Sorrow, a mantle black, about her hung.
Her leaning head upon her hand did rest;
The other hand was laid upon the breast.                                  10
Her eyes did humbly8 bow towards the ground;
Their object, th’earth, was9 in her eyes quite drowned.
From her soft heart a spring of tears did rise,
Which ran10 from the two fountains of her eyes,
And where those show’rs did fall, the flow’rs which11 sprung 15
No comfort gave;12 their heads for grief down hung.
Yet did the stars shine bright as tapers by;
Shadows of light did sit as mourners nigh.
At last the gods did pity her sad fate,
Her to a shining comet did13 translate.                                       20

An Elegy on a Widow

Widows which honor for your husbands have,1
Virtuous in life, and faithful to their graves,2
Set altars on this hearse for memory,
And let her fame live here eternally.
Here celebrate her name, come, and do3 bring           5
Your offerings, and all her praises sing.4
For she was one whom Nature strove to make
A pattern fit, ensample from to take.5

On a Beautiful Young Maid, that Died Daughter to the Grieved Mother

You lovers all come mourn here, and lament
Over this grave, and build a monument
For beauty’s everlasting memory;
The world shall never such another see.
Her face did seem like to2 a glory bright,                                  5
Nay, e’en the rising sun from her took light.3
The sun and moon could ne’er eclipsed have been
If e’er these4 planets had her beauty seen.
Nor had this isle been subject to dark nights,
Had not sleep shut her eyes, and5 stopped those lights;     10
No bodies could infection take; her breath
Did cleanse the air, restoring life from death.
But Nature, finding she had been too free
In making such a mighty power as she,
Used all Industry’s powerful art and skill,                             15
And gave Death pow’r this body for to kill.6
For had but Nature let this body live, 7
She’d’ve had no work for Death nor Fates to give.8

The Funeral of Calamity

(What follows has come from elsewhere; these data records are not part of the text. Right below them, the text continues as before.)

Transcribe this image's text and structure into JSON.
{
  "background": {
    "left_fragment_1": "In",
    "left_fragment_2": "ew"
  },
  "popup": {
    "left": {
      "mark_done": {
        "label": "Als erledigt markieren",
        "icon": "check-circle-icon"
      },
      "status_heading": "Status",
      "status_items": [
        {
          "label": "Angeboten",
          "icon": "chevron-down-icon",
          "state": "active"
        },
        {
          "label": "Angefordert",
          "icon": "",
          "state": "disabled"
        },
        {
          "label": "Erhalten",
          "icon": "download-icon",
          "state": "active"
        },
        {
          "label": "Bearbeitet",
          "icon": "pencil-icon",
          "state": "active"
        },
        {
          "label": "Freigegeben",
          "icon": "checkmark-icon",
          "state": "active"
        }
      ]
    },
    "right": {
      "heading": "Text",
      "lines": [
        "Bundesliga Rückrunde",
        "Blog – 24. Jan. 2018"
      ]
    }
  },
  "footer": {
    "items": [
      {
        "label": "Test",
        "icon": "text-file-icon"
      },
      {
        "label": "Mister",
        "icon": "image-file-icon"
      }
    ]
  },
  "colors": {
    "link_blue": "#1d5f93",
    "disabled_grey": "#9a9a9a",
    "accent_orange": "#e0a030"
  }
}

Calamity was laid on Sorrow’s hearse,
And coverings had of melancholy verse.
Compassion, a kind friend, did1 mourning go,
And tears about the corpse as flowers strow.
A garland of deep sighs, by pity made,                        5
Upon Calamity’s sad corpse was laid;2
Bells of complaints did ring it to the grave;
Poets a monument of fame it gave.3

Upon the Funeral of my Dear Brother, Killed in these Unhappy Wars


Alas, who shall condole my funeral,2
Since none is near that doth my life concern?3
Or who shall drop a sacrificing tear,
If none but enemies my hearse shall bear?

For here’s no mourner to lament my fall,                                5
But all rejoicèd in my fate, though sad,4
And think my heavy ruin far too light,
So cruel is their malice, spleen, and spite!5

For men no pity nor compassion have,6
But all in savage wilderness do delight7                                10
To wash and bathe themselves in my pure8 blood,
As if they health received from that red flood.

Yet will the winds ring out my knell,9
And showering rain fall on my hearse,10
And birds as mourners sit thereon,11                                     15
And grass a covering grow upon.12

Rough stones, as scutcheons, shall adorn my tomb,13
And glow-worm burning tapers stand thereby;
Night sable covering shall me overspread;
Elegies of mandrakes’ groans shall write me dead.            20

Then let no spade nor pickaxe come near me,14
But let my bones in peace rest quietly,15
For who the dead dislodges from their grave16
Shall neither blessedness nor honor have.

An Elegy on my Brother, Killed in these Unhappy Wars


Dear Brother,2
.                          Thy idea in my mind doth lie,
And is intombed in my sad memory,
Where every day I to thy shrine do go,
And offer tears, which from my3 eyes do flow.
My heart the fire, whose flames are ever pure,                    5
Shall4 on Love’s altar last, till life endure.
My sorrows incense strew of sighs fetched deep;
My thoughts do watch while thy5 sweet spirit sleeps.6
Dear blessèd soul, though thou art gone, yet lives
Thy fame on earth, and men7 thee praises give.8               10
But all’s too small, for thy heroic mind
Was above all the praises of mankind.